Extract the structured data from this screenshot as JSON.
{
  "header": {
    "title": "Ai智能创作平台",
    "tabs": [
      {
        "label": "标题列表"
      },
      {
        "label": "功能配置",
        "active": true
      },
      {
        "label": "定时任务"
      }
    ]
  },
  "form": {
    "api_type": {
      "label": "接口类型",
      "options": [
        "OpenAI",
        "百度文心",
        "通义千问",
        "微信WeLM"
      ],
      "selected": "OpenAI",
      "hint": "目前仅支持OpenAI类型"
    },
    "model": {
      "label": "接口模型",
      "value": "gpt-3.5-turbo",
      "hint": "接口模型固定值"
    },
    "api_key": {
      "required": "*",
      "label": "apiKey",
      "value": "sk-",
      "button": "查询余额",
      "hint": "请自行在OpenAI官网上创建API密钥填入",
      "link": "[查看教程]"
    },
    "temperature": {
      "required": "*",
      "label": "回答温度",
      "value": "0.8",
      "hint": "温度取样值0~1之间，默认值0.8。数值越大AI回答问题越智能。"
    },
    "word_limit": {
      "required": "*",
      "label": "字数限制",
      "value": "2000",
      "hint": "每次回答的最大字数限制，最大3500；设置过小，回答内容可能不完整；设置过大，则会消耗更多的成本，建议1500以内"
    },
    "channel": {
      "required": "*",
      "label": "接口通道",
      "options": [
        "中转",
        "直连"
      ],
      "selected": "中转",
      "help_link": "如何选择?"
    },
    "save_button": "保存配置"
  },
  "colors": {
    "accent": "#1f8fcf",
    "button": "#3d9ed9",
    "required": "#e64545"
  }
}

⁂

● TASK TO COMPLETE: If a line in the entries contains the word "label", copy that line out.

● EXERCISE OUTPUT:
        "label": "标题列表"
        "label": "功能配置",
        "label": "定时任务"
      "label": "接口类型",
      "label": "接口模型",
      "label": "apiKey",
      "label": "回答温度",
      "label": "字数限制",
      "label": "接口通道",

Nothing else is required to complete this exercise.